* **AIM OF THE EXERCISE**
The listing below should be written out again word for word, please.

* **RECORD EXTRACTS**

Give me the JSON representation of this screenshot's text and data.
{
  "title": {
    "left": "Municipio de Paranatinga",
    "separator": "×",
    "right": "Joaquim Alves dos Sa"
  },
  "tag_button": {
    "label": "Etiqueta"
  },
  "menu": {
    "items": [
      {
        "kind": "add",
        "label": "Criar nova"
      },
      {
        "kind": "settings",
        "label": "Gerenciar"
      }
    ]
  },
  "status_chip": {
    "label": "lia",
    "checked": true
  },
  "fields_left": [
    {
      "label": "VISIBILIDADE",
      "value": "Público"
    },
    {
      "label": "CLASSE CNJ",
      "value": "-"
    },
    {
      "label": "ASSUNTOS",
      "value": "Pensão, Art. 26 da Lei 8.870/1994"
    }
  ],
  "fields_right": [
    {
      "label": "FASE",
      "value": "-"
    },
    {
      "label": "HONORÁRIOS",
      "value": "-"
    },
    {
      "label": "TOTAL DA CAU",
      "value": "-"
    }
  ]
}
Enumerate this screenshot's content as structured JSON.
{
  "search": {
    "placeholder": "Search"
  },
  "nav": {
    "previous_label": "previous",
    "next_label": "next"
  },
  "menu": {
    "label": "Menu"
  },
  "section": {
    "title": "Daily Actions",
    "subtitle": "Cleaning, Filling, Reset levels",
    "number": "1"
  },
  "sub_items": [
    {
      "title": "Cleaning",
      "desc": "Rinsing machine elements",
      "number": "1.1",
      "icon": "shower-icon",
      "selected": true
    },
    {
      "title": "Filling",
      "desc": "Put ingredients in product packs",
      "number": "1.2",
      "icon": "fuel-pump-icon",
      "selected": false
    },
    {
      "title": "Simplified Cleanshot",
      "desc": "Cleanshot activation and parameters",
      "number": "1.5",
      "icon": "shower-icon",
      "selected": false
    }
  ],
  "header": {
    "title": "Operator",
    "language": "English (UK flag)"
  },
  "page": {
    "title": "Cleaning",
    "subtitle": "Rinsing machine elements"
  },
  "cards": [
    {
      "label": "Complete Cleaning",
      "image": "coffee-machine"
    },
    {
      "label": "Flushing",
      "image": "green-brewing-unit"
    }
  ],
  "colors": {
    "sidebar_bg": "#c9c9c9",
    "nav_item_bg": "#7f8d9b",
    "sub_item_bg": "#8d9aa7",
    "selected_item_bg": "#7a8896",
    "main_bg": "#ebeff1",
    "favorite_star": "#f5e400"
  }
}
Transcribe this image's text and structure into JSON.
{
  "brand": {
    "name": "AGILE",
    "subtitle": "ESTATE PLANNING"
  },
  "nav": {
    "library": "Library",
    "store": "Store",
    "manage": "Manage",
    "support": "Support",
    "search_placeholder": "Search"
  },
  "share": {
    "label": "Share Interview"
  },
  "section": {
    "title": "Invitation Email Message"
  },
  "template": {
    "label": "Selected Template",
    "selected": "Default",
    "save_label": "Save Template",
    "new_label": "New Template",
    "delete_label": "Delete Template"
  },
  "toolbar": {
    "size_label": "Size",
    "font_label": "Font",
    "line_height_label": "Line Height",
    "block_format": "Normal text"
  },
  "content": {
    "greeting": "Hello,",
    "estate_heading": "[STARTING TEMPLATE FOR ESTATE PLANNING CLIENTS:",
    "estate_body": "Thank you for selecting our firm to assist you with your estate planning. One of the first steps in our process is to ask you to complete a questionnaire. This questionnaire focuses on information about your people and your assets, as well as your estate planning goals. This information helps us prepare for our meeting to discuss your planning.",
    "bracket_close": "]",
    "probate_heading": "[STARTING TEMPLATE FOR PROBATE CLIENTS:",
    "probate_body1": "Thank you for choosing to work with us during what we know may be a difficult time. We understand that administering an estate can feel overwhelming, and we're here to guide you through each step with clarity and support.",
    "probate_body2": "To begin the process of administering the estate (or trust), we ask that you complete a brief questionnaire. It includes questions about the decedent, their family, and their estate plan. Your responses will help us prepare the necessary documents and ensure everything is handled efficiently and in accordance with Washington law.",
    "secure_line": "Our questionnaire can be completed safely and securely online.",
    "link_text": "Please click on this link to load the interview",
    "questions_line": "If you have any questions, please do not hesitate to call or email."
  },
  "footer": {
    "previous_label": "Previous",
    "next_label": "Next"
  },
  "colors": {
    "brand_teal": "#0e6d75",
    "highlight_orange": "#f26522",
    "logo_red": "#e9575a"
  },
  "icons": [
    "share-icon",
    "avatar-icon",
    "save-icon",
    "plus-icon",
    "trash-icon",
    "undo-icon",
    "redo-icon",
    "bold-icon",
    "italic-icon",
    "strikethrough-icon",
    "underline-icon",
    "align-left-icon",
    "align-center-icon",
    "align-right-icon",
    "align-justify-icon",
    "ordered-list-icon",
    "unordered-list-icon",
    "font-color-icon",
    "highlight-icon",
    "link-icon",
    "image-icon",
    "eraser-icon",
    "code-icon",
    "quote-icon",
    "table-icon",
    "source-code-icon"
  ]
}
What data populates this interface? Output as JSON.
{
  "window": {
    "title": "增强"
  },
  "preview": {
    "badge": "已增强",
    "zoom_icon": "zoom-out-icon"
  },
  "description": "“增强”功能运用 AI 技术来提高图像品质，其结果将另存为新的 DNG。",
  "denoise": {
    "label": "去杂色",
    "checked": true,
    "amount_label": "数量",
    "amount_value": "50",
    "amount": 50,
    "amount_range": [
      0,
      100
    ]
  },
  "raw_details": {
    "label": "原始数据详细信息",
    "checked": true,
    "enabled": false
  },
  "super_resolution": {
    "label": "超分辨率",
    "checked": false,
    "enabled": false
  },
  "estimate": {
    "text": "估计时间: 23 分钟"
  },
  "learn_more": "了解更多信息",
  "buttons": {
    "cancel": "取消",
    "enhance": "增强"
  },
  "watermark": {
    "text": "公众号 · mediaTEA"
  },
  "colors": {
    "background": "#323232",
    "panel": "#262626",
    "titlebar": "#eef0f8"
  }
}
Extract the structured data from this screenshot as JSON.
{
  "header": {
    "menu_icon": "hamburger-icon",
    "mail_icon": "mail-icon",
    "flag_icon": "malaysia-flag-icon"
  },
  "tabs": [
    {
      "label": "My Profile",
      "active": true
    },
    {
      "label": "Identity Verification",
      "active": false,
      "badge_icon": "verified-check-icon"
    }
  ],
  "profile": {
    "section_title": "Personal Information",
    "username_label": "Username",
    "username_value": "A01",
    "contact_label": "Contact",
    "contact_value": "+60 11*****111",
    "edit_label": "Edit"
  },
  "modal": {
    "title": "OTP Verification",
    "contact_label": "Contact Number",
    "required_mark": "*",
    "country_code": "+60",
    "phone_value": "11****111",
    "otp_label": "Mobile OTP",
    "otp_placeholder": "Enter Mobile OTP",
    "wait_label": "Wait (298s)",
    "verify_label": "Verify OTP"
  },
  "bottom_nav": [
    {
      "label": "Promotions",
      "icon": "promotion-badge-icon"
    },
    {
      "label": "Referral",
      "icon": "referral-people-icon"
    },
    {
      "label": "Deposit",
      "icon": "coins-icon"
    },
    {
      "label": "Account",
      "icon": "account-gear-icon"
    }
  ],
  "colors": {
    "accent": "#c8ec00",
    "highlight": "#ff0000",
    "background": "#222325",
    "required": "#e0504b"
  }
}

* **ANSWER TO THIS EXERCISE**
Give me the JSON representation of this screenshot's text and data.
{
  "title": {
    "left": "Municipio de Paranatinga",
    "separator": "×",
    "right": "Joaquim Alves dos Sa"
  },
  "tag_button": {
    "label": "Etiqueta"
  },
  "menu": {
    "items": [
      {
        "kind": "add",
        "label": "Criar nova"
      },
      {
        "kind": "settings",
        "label": "Gerenciar"
      }
    ]
  },
  "status_chip": {
    "label": "lia",
    "checked": true
  },
  "fields_left": [
    {
      "label": "VISIBILIDADE",
      "value": "Público"
    },
    {
      "label": "CLASSE CNJ",
      "value": "-"
    },
    {
      "label": "ASSUNTOS",
      "value": "Pensão, Art. 26 da Lei 8.870/1994"
    }
  ],
  "fields_right": [
    {
      "label": "FASE",
      "value": "-"
    },
    {
      "label": "HONORÁRIOS",
      "value": "-"
    },
    {
      "label": "TOTAL DA CAU",
      "value": "-"
    }
  ]
}
Enumerate this screenshot's content as structured JSON.
{
  "search": {
    "placeholder": "Search"
  },
  "nav": {
    "previous_label": "previous",
    "next_label": "next"
  },
  "menu": {
    "label": "Menu"
  },
  "section": {
    "title": "Daily Actions",
    "subtitle": "Cleaning, Filling, Reset levels",
    "number": "1"
  },
  "sub_items": [
    {
      "title": "Cleaning",
      "desc": "Rinsing machine elements",
      "number": "1.1",
      "icon": "shower-icon",
      "selected": true
    },
    {
      "title": "Filling",
      "desc": "Put ingredients in product packs",
      "number": "1.2",
      "icon": "fuel-pump-icon",
      "selected": false
    },
    {
      "title": "Simplified Cleanshot",
      "desc": "Cleanshot activation and parameters",
      "number": "1.5",
      "icon": "shower-icon",
      "selected": false
    }
  ],
  "header": {
    "title": "Operator",
    "language": "English (UK flag)"
  },
  "page": {
    "title": "Cleaning",
    "subtitle": "Rinsing machine elements"
  },
  "cards": [
    {
      "label": "Complete Cleaning",
      "image": "coffee-machine"
    },
    {
      "label": "Flushing",
      "image": "green-brewing-unit"
    }
  ],
  "colors": {
    "sidebar_bg": "#c9c9c9",
    "nav_item_bg": "#7f8d9b",
    "sub_item_bg": "#8d9aa7",
    "selected_item_bg": "#7a8896",
    "main_bg": "#ebeff1",
    "favorite_star": "#f5e400"
  }
}
Transcribe this image's text and structure into JSON.
{
  "brand": {
    "name": "AGILE",
    "subtitle": "ESTATE PLANNING"
  },
  "nav": {
    "library": "Library",
    "store": "Store",
    "manage": "Manage",
    "support": "Support",
    "search_placeholder": "Search"
  },
  "share": {
    "label": "Share Interview"
  },
  "section": {
    "title": "Invitation Email Message"
  },
  "template": {
    "label": "Selected Template",
    "selected": "Default",
    "save_label": "Save Template",
    "new_label": "New Template",
    "delete_label": "Delete Template"
  },
  "toolbar": {
    "size_label": "Size",
    "font_label": "Font",
    "line_height_label": "Line Height",
    "block_format": "Normal text"
  },
  "content": {
    "greeting": "Hello,",
    "estate_heading": "[STARTING TEMPLATE FOR ESTATE PLANNING CLIENTS:",
    "estate_body": "Thank you for selecting our firm to assist you with your estate planning. One of the first steps in our process is to ask you to complete a questionnaire. This questionnaire focuses on information about your people and your assets, as well as your estate planning goals. This information helps us prepare for our meeting to discuss your planning.",
    "bracket_close": "]",
    "probate_heading": "[STARTING TEMPLATE FOR PROBATE CLIENTS:",
    "probate_body1": "Thank you for choosing to work with us during what we know may be a difficult time. We understand that administering an estate can feel overwhelming, and we're here to guide you through each step with clarity and support.",
    "probate_body2": "To begin the process of administering the estate (or trust), we ask that you complete a brief questionnaire. It includes questions about the decedent, their family, and their estate plan. Your responses will help us prepare the necessary documents and ensure everything is handled efficiently and in accordance with Washington law.",
    "secure_line": "Our questionnaire can be completed safely and securely online.",
    "link_text": "Please click on this link to load the interview",
    "questions_line": "If you have any questions, please do not hesitate to call or email."
  },
  "footer": {
    "previous_label": "Previous",
    "next_label": "Next"
  },
  "colors": {
    "brand_teal": "#0e6d75",
    "highlight_orange": "#f26522",
    "logo_red": "#e9575a"
  },
  "icons": [
    "share-icon",
    "avatar-icon",
    "save-icon",
    "plus-icon",
    "trash-icon",
    "undo-icon",
    "redo-icon",
    "bold-icon",
    "italic-icon",
    "strikethrough-icon",
    "underline-icon",
    "align-left-icon",
    "align-center-icon",
    "align-right-icon",
    "align-justify-icon",
    "ordered-list-icon",
    "unordered-list-icon",
    "font-color-icon",
    "highlight-icon",
    "link-icon",
    "image-icon",
    "eraser-icon",
    "code-icon",
    "quote-icon",
    "table-icon",
    "source-code-icon"
  ]
}
What data populates this interface? Output as JSON.
{
  "window": {
    "title": "增强"
  },
  "preview": {
    "badge": "已增强",
    "zoom_icon": "zoom-out-icon"
  },
  "description": "“增强”功能运用 AI 技术来提高图像品质，其结果将另存为新的 DNG。",
  "denoise": {
    "label": "去杂色",
    "checked": true,
    "amount_label": "数量",
    "amount_value": "50",
    "amount": 50,
    "amount_range": [
      0,
      100
    ]
  },
  "raw_details": {
    "label": "原始数据详细信息",
    "checked": true,
    "enabled": false
  },
  "super_resolution": {
    "label": "超分辨率",
    "checked": false,
    "enabled": false
  },
  "estimate": {
    "text": "估计时间: 23 分钟"
  },
  "learn_more": "了解更多信息",
  "buttons": {
    "cancel": "取消",
    "enhance": "增强"
  },
  "watermark": {
    "text": "公众号 · mediaTEA"
  },
  "colors": {
    "background": "#323232",
    "panel": "#262626",
    "titlebar": "#eef0f8"
  }
}
Extract the structured data from this screenshot as JSON.
{
  "header": {
    "menu_icon": "hamburger-icon",
    "mail_icon": "mail-icon",
    "flag_icon": "malaysia-flag-icon"
  },
  "tabs": [
    {
      "label": "My Profile",
      "active": true
    },
    {
      "label": "Identity Verification",
      "active": false,
      "badge_icon": "verified-check-icon"
    }
  ],
  "profile": {
    "section_title": "Personal Information",
    "username_label": "Username",
    "username_value": "A01",
    "contact_label": "Contact",
    "contact_value": "+60 11*****111",
    "edit_label": "Edit"
  },
  "modal": {
    "title": "OTP Verification",
    "contact_label": "Contact Number",
    "required_mark": "*",
    "country_code": "+60",
    "phone_value": "11****111",
    "otp_label": "Mobile OTP",
    "otp_placeholder": "Enter Mobile OTP",
    "wait_label": "Wait (298s)",
    "verify_label": "Verify OTP"
  },
  "bottom_nav": [
    {
      "label": "Promotions",
      "icon": "promotion-badge-icon"
    },
    {
      "label": "Referral",
      "icon": "referral-people-icon"
    },
    {
      "label": "Deposit",
      "icon": "coins-icon"
    },
    {
      "label": "Account",
      "icon": "account-gear-icon"
    }
  ],
  "colors": {
    "accent": "#c8ec00",
    "highlight": "#ff0000",
    "background": "#222325",
    "required": "#e0504b"
  }
}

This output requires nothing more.